→ **WHAT THE TASK ASKS**: Copy out the lines of the material that include the string "this".

→ **ENTRIES SHOWN**:
*** Begin section ***
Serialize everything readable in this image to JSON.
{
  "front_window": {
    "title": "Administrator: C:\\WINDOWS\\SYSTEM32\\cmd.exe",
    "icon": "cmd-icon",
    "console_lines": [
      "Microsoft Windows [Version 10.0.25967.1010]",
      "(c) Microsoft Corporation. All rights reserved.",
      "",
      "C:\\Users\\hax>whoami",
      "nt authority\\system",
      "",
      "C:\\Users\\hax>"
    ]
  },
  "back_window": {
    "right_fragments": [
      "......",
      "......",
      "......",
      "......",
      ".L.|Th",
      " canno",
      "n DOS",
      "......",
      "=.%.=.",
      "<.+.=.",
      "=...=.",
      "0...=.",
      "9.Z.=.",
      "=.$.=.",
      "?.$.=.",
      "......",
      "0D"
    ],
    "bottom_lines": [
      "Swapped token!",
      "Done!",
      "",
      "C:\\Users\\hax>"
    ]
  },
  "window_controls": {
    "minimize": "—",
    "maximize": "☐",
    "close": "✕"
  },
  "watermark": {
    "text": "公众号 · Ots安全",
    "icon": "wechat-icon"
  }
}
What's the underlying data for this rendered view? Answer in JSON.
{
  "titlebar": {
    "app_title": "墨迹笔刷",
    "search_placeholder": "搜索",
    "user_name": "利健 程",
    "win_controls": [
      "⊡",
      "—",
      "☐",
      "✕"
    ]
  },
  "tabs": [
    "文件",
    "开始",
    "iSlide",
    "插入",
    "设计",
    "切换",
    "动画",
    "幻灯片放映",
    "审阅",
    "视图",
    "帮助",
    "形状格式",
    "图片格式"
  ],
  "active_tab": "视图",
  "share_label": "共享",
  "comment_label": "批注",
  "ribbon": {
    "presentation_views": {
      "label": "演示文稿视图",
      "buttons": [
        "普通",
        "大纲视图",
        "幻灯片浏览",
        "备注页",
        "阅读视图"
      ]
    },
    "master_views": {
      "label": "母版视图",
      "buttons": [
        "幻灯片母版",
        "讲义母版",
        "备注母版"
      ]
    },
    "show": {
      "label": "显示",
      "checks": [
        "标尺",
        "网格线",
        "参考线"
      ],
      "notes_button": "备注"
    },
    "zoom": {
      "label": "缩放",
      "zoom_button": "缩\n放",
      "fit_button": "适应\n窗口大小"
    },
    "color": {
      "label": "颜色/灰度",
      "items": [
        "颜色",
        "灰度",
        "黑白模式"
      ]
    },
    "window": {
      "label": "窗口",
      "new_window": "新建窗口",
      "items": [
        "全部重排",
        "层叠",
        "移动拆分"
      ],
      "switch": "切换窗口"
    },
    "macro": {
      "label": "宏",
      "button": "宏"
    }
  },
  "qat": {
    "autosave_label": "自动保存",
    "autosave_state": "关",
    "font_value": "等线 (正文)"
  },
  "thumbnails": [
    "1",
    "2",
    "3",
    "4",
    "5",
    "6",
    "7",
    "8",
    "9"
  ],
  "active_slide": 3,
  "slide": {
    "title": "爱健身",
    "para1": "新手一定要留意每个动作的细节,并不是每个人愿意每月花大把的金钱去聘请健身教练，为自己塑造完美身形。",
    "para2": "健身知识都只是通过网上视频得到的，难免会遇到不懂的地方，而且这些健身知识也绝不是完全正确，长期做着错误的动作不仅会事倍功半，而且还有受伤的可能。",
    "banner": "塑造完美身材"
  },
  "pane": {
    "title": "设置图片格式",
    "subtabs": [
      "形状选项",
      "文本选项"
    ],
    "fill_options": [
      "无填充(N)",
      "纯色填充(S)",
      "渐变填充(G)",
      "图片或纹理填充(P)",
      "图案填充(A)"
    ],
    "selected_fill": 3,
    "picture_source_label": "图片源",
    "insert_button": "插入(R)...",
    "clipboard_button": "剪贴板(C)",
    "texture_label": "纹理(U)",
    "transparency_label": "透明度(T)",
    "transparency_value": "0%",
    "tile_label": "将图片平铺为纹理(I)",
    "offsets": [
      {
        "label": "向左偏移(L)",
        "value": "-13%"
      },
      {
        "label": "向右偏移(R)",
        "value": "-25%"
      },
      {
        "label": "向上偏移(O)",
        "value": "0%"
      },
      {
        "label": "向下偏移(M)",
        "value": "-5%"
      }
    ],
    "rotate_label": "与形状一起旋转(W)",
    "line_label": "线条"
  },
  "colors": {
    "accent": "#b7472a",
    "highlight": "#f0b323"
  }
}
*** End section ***
→ **EXERCISE RESPONSE**:
Serialize everything readable in this image to JSON.
What's the underlying data for this rendered view? Answer in JSON.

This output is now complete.